Events usually have a purpose and business goals attached to them. When creating an event proposal, gain a clear idea of the event goals set by the organisers:
- Define the vision for the event
- Understand what would make the event successful
- List the measurable business goals and expected event outcomes, including ROI and audience engagement
Consider the experiential elements
Now that you understand the audience better, it’s time to think about the experiential elements and ways to engage the audience. Consider the event theme, how the event is supposed to look and feel, and the kind of emotions you seek to inspire in the attendees. In this step, it’s important to keep in mind the event vision and how the event will benefit everyone involved, including the attendees, organisers, and sponsors.
Demonstrate your expertise
Give the event organiser’s the much-required confidence in your team’s calibre by describing how your team will bring the event concept and vision to life. Their needs should be the focus as you begin to highlight the results your team has achieved in the past, using visual examples and some metrics like:

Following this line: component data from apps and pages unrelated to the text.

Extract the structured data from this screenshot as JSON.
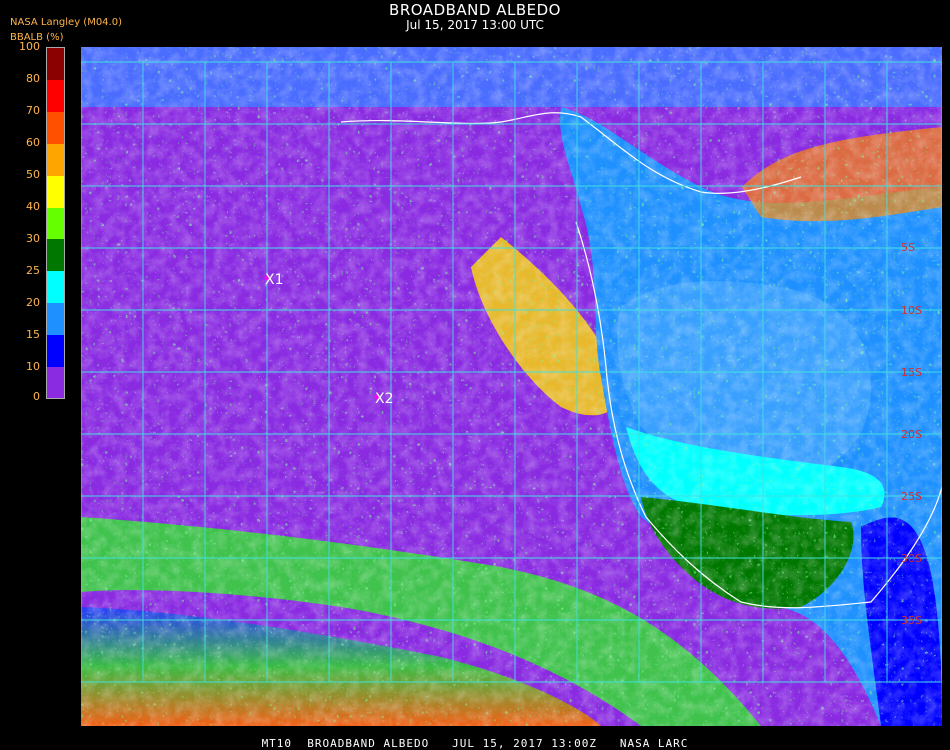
{
  "header": {
    "title": "BROADBAND ALBEDO",
    "subtitle": "Jul 15, 2017 13:00 UTC",
    "source": "NASA Langley (M04.0)",
    "unit": "BBALB (%)"
  },
  "colorbar": {
    "ticks": [
      "100",
      "80",
      "70",
      "60",
      "50",
      "40",
      "30",
      "25",
      "20",
      "15",
      "10",
      "0"
    ],
    "bins": [
      {
        "from": 0,
        "to": 10,
        "color": "#8a2be2"
      },
      {
        "from": 10,
        "to": 15,
        "color": "#0000ff"
      },
      {
        "from": 15,
        "to": 20,
        "color": "#1e90ff"
      },
      {
        "from": 20,
        "to": 25,
        "color": "#00ffff"
      },
      {
        "from": 25,
        "to": 30,
        "color": "#007800"
      },
      {
        "from": 30,
        "to": 40,
        "color": "#66ff00"
      },
      {
        "from": 40,
        "to": 50,
        "color": "#ffff00"
      },
      {
        "from": 50,
        "to": 60,
        "color": "#ffa500"
      },
      {
        "from": 60,
        "to": 70,
        "color": "#ff5000"
      },
      {
        "from": 70,
        "to": 80,
        "color": "#ff0000"
      },
      {
        "from": 80,
        "to": 100,
        "color": "#8b0000"
      }
    ]
  },
  "map": {
    "lat_labels": [
      "5S",
      "10S",
      "15S",
      "20S",
      "25S",
      "30S",
      "35S"
    ],
    "markers": [
      {
        "label": "X1"
      },
      {
        "label": "X2"
      }
    ],
    "colors": {
      "ocean": "#8a2be2",
      "grid": "#40e0e0",
      "coast": "#ffffff",
      "lat_label": "#d03030"
    }
  },
  "footer": {
    "text": "MT10  BROADBAND ALBEDO   JUL 15, 2017 13:00Z   NASA LARC"
  }
}
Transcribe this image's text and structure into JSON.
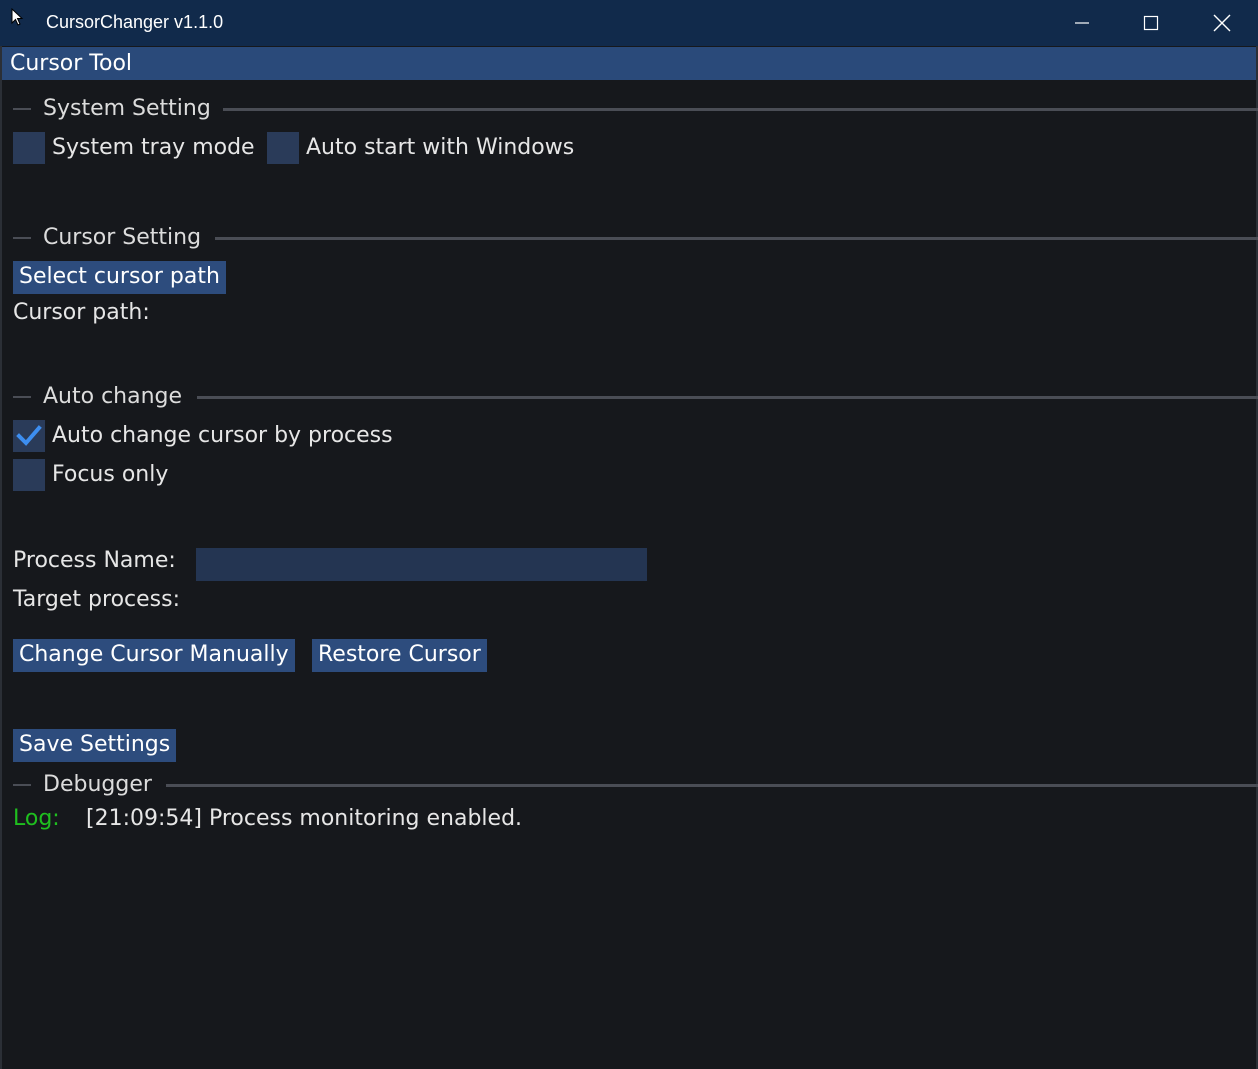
{
  "window": {
    "title": "CursorChanger v1.1.0",
    "app_icon": "cursor-arrow-icon",
    "controls": [
      "minimize-icon",
      "maximize-icon",
      "close-icon"
    ]
  },
  "menubar": {
    "title": "Cursor Tool"
  },
  "system_setting": {
    "header": "System Setting",
    "tray_mode": {
      "label": "System tray mode",
      "checked": false
    },
    "auto_start": {
      "label": "Auto start with Windows",
      "checked": false
    }
  },
  "cursor_setting": {
    "header": "Cursor Setting",
    "select_button": "Select cursor path",
    "path_label": "Cursor path:"
  },
  "auto_change": {
    "header": "Auto change",
    "by_process": {
      "label": "Auto change cursor by process",
      "checked": true
    },
    "focus_only": {
      "label": "Focus only",
      "checked": false
    },
    "process_name_label": "Process Name:",
    "process_name_value": "",
    "target_process_label": "Target process:",
    "change_button": "Change Cursor Manually",
    "restore_button": "Restore Cursor"
  },
  "save_button": "Save Settings",
  "debugger": {
    "header": "Debugger",
    "log_label": "Log:",
    "log_text": "[21:09:54] Process monitoring enabled."
  },
  "colors": {
    "titlebar": "#112a4b",
    "accent": "#2d4c7d",
    "background": "#16181c",
    "checkmark": "#3d8ef0",
    "log_label": "#1fbf1f"
  }
}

- Total event registrations
- Attendance rates
- Ticket sales generated
- Event ROI metrics
Outline your scope of work
At this point, the event organisers are aware of what your team brings to the table and your alignment with their vision and purpose. It’s time you shared with them the proposed event plan and logistics, and briefed them regarding your event planning services. Consider including the following elements in this section of your event proposal, if they are within your scope of work:
- Event experience design and development
- Experiential planning
- Venue selection and rental
- Event technology
- Speaker sourcing
- Management and coordination of the sessions
- Food, beverage, logistics, and vendor contracts
- Event marketing
- Event website creation, registration and ticketing
- Live event coordination
- Attendee assistance
- Organising contests or giveaways
- Managing sponsors
- Lighting, audio-visual equipment, and technical assistance
- Content, signage, and graphic design
- Follow-up surveys and post-event communication
Try connecting each of the elements mentioned in this section back to the event organiser’s goals, objectives, and vision for their event, in order to highlight their value and importance in the event plan. Don’t forget to include a timeline to tell them about how long it takes, realistically, to deliver each of the services you have mentioned.
Tips for Designing Your Event Proposal
While you are writing a detailed proposal for an event, keep in mind the following design tips to make it appear more presentable:
Make sure the cover looks professional
You have put a lot of effort into writing the proposal, and the same level of attention to detail should reflect in your proposal cover as well. Make sure you use a high-quality photo for the cover and also include your company’s logo and website.
Make the document easy to read
Making your proposal easy to read is just as important as including all the important details inside it. Use an appropriate, readable font type and text formatting. Try using short paragraphs, bullet points, headings and sub-headings to make the text easy to read. Make sure you leave enough white space between the images, text, and other elements in your proposal to avoid making it look cluttered.
Follow your company’s branding style
To ensure that your proposal is recognisable and reinforces your brand, it pays to use your unique branding style. Use the same type of brand colours, fonts, images, and styles throughout your proposal document.
Pay attention to the call-to-action
Needless to say, you should include a clear call-to-action towards the end of the proposal that should specify what the next action should be, whether that’s signing on the dotted line, filling out a form, emailing you, or calling you. Try using a contrasting colour to grab their attention and make it stand out from the rest of the sections in the proposal.
Remember that a successful event proposal is captivating and results-oriented. It’s an opportunity to set yourself apart from the crowd, leave a solid first impression on the event organisers, and tell them you understand what they need.